Dataset rows for apps and sites
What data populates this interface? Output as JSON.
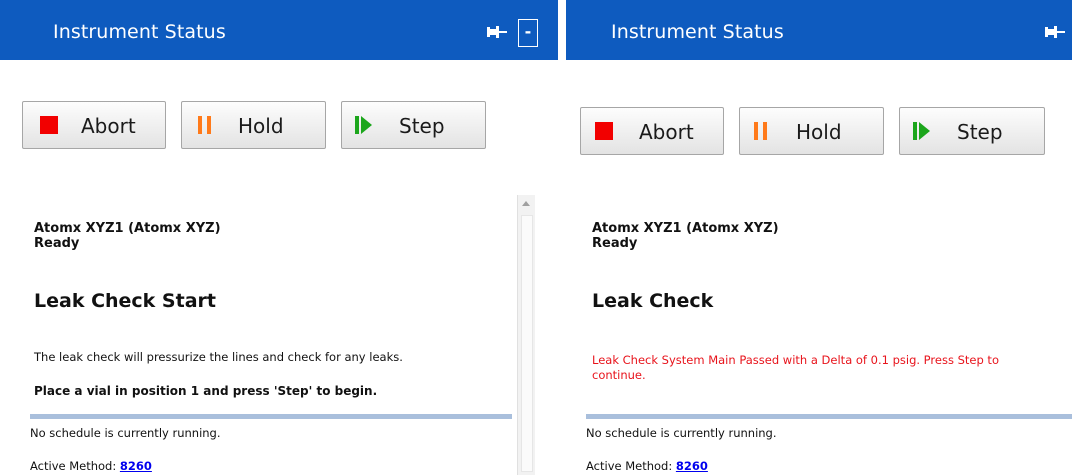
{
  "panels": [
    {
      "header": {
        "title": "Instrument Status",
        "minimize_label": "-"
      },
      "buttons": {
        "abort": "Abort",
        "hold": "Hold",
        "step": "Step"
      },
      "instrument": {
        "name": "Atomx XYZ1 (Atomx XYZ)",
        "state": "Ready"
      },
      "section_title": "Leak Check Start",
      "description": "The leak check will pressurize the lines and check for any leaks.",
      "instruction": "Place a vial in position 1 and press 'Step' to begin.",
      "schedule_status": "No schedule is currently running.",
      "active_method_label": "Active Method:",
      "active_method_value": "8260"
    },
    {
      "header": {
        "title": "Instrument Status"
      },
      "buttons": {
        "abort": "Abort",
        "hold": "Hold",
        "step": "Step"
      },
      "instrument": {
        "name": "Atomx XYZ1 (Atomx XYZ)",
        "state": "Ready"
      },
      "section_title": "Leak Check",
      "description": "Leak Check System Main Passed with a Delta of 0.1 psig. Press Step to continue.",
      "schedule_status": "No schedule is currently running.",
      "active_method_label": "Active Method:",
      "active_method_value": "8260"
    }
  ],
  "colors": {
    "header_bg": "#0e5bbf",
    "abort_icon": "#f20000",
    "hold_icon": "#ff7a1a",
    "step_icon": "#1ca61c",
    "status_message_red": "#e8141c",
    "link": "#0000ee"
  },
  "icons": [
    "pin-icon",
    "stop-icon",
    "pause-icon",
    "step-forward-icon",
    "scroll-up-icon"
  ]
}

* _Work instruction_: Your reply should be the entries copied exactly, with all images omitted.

* _Solution to this exercise_:
What data populates this interface? Output as JSON.
{
  "panels": [
    {
      "header": {
        "title": "Instrument Status",
        "minimize_label": "-"
      },
      "buttons": {
        "abort": "Abort",
        "hold": "Hold",
        "step": "Step"
      },
      "instrument": {
        "name": "Atomx XYZ1 (Atomx XYZ)",
        "state": "Ready"
      },
      "section_title": "Leak Check Start",
      "description": "The leak check will pressurize the lines and check for any leaks.",
      "instruction": "Place a vial in position 1 and press 'Step' to begin.",
      "schedule_status": "No schedule is currently running.",
      "active_method_label": "Active Method:",
      "active_method_value": "8260"
    },
    {
      "header": {
        "title": "Instrument Status"
      },
      "buttons": {
        "abort": "Abort",
        "hold": "Hold",
        "step": "Step"
      },
      "instrument": {
        "name": "Atomx XYZ1 (Atomx XYZ)",
        "state": "Ready"
      },
      "section_title": "Leak Check",
      "description": "Leak Check System Main Passed with a Delta of 0.1 psig. Press Step to continue.",
      "schedule_status": "No schedule is currently running.",
      "active_method_label": "Active Method:",
      "active_method_value": "8260"
    }
  ],
  "colors": {
    "header_bg": "#0e5bbf",
    "abort_icon": "#f20000",
    "hold_icon": "#ff7a1a",
    "step_icon": "#1ca61c",
    "status_message_red": "#e8141c",
    "link": "#0000ee"
  },
  "icons": [
    "pin-icon",
    "stop-icon",
    "pause-icon",
    "step-forward-icon",
    "scroll-up-icon"
  ]
}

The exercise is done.